Another thing we wanted to nurture was a sense of community between writers, of all being in something together. Our workshops, whether online or face-to-face tend to be fun, relaxed, intimate, spontaneous. Unveiled is testimony that an international Unthank community of writers now exists, and that’s the most rewarding thing of all.

It’s frequently fed back to us that no one teaches creative writing like Unthank. Although we had all benefited from teaching creative writing for universities and art schools – and many of us still do – we were able, outside of the institutional setting, to ditch elements of university teaching that we felt inhibited writers, namely grading, tick-box assessments, self-reflective appraisals, and too much emphasis on close-reading and line-editing.

Kaunas, Lithuania, River1. By Judy Darley

Finding the focus

Close-reading and editing are important, obviously, but with new writers or writers working on a first draft, excessive comma patrol and quibbling about usage can suck the life out of a promising story that’s not yet found its flow.

Instead, in workshops at least, we focus on storytelling and listening to the writer discuss what he or she intends for the story and helping to shape an unfolding narrative. We will help you write what you want to write, whatever that is, whatever the genre. Unthank’s cure is very much a talking cure and uses the example of the writer’s own work from which to teach. We pride ourselves on being eclectic and responsive. We prompt and pre-empt. We try to make things work for the writers, so their stories realise themselves on their own terms.

UnveiledWe have become proud of the work that the school produces, impressed by the wit, doggedness and inventiveness of our students. It is this that inspired us to put out a call for submissions for Unveiled.  Unthank Books has carved out a little niche for itself in the short fiction world, most prominently in the form of Unthology, yearly, eclectic, wide-ranging short story anthologies in which the submitted writing finds the theme. That the school should have its own equivalent anthology was the natural next step. We received writing from over fifty former and current students.

The fifteen stories in Unveiled are the ones Stephen Carver and I felt are the most realised, the stories with the most authoritative voices, that demanded that we include them. They all tell you something about what we are about and what we cultivate.

Ashley StokesAbout the author

Ashley Stokes is Head of the Unthank School of Writing and publisher at Unthank Books. His stories have appeared in The Warwick Review, Bare Fiction, The Lonely Crowd, Wales Arts Review, London Magazine, Staple, and Fleeting, among others. His first novel,Touching the Starfish, was published in 2010 by Unthank Books. Ashley’s short story collection The Syllabus of Errors came out in 2013. He is also co-editor of the Unthology short fiction series and Unveiled, and edited The End: Fifteen Endings to Fifteen Paintings, also from Unthank Books. Find him at www.ashleystokes.net.
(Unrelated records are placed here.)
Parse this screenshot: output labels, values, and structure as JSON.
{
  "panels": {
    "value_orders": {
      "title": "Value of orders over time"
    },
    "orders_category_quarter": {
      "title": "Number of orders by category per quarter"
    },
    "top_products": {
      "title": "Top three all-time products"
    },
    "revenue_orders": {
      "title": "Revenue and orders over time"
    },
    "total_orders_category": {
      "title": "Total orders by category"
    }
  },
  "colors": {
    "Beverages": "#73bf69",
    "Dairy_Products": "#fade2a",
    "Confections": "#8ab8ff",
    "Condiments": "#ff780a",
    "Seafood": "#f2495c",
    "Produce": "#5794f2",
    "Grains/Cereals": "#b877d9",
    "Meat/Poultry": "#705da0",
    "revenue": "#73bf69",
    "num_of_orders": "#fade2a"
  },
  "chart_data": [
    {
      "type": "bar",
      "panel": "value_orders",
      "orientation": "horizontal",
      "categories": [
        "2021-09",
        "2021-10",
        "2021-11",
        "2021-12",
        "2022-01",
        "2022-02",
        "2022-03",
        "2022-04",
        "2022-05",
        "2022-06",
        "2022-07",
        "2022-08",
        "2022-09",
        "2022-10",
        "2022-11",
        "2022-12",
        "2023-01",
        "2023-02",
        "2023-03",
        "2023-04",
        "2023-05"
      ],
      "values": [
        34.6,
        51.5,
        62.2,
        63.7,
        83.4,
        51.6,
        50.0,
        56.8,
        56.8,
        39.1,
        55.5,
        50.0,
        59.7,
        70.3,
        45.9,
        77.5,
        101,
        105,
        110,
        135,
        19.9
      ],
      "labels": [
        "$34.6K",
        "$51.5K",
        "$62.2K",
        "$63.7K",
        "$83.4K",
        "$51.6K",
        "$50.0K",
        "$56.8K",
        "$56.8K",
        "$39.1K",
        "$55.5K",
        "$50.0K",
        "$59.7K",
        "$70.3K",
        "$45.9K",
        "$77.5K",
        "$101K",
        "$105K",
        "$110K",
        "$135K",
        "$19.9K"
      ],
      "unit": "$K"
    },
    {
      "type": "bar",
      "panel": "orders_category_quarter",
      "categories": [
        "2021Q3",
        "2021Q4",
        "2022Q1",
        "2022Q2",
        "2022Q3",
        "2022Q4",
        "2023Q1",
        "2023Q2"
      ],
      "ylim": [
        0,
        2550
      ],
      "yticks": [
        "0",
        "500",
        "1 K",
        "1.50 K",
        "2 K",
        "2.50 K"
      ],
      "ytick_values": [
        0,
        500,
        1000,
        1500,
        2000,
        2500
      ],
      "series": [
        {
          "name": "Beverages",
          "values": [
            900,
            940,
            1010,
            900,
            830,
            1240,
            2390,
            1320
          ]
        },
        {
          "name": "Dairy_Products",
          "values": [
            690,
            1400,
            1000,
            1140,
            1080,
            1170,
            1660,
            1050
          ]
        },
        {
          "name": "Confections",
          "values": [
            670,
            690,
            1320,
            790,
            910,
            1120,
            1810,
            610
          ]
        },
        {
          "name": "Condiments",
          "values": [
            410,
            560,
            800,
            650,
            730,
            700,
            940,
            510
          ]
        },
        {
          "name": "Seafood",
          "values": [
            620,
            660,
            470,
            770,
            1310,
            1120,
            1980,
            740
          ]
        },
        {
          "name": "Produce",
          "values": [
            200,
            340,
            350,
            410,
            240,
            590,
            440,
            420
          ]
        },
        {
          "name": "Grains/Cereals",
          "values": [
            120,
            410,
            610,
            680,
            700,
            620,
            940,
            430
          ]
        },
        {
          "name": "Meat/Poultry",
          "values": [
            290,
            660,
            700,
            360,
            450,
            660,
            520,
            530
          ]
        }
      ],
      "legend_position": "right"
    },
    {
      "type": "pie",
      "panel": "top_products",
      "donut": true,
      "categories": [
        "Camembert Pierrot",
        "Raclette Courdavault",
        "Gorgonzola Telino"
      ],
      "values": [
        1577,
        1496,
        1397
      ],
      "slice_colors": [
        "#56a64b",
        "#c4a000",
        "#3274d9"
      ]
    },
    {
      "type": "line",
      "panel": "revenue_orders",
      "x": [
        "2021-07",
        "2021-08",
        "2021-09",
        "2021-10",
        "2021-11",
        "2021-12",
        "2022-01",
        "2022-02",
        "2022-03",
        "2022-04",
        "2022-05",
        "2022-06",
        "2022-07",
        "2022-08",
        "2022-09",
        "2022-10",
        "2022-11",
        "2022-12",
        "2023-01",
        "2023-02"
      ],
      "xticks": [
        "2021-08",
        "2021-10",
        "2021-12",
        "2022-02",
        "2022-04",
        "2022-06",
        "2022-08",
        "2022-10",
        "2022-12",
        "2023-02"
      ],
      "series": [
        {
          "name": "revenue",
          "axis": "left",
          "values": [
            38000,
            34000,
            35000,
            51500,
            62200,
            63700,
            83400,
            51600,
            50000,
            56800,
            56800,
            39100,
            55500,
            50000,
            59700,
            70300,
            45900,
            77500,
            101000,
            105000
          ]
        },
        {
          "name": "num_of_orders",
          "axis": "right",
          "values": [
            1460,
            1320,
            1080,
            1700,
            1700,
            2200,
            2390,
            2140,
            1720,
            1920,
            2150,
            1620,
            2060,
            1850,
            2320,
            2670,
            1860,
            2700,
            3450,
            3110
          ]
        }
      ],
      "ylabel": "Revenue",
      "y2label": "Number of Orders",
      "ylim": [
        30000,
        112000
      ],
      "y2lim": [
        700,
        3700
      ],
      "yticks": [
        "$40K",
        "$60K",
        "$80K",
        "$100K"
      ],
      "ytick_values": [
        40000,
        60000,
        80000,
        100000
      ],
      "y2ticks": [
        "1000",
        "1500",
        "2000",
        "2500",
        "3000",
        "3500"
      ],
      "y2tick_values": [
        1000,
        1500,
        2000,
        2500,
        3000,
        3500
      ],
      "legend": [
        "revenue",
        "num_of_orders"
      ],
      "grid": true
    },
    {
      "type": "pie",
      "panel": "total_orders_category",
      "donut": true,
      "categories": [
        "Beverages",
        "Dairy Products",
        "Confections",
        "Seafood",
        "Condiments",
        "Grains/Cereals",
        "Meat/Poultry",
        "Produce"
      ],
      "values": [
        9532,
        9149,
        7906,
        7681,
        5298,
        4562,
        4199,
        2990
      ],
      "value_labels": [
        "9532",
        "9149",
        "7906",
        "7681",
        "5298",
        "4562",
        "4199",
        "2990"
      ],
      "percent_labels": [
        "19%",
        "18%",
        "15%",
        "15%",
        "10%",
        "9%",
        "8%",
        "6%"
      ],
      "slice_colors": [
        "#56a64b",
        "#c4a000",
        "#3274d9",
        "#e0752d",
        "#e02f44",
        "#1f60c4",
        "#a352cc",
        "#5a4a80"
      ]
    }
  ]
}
Read my review of Unveiled.

Got some writing insights to share? I’m always happy to receive feature pitches on writing genres and writing tools. Send an email to JudyDarley(at)iCloud.com.

Writing prompt – specimens
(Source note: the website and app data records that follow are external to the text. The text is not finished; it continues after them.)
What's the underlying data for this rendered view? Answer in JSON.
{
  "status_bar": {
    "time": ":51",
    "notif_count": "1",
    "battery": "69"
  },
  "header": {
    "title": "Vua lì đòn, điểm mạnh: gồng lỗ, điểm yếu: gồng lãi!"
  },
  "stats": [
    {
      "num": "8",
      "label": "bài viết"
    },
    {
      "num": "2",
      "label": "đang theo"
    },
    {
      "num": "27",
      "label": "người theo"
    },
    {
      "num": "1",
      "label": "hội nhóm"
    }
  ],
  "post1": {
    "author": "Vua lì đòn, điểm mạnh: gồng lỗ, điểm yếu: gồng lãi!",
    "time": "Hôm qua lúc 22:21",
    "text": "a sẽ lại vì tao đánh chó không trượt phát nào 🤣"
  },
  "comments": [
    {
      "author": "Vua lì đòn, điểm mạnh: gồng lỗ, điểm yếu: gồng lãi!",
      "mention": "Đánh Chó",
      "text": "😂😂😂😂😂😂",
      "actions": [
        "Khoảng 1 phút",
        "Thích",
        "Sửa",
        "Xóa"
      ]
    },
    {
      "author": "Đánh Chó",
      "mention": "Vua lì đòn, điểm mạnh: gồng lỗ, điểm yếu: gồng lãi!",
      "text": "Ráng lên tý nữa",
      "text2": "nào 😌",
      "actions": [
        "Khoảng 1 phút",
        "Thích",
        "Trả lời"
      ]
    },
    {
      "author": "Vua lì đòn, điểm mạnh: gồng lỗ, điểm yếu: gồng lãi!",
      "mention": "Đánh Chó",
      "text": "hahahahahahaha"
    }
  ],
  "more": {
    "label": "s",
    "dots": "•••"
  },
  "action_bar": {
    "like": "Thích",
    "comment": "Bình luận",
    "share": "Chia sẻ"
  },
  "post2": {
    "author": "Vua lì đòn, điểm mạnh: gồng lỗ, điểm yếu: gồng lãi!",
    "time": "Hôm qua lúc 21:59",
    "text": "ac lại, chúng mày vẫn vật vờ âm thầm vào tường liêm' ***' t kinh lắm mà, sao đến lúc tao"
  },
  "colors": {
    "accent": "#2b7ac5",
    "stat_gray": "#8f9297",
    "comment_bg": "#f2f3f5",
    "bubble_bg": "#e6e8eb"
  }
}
RWA sculpture exhibition

Chronology by Duncan Cameron

I spotted this curious array of specimens at the RWA’s Sculpture Open Exhibition.

Chronology by WreckDiveIt’s part of Chronology by Duncan Cameron, a multimedia exhibit of cases and cages and glorious curiosities.

To me they look like specimens and luggage collected by some fabulously eccentric 17th century naturalist.

Imagine encountering this lost luggage in an airport arrivals hall.

Now match it to the owner. What adventures might they be heading home from?

If you write or create something prompted by this, please send an email to judydarley(at)iCloud.com to let me know. With your permission, I’ll publish it on SkyLightRain.com.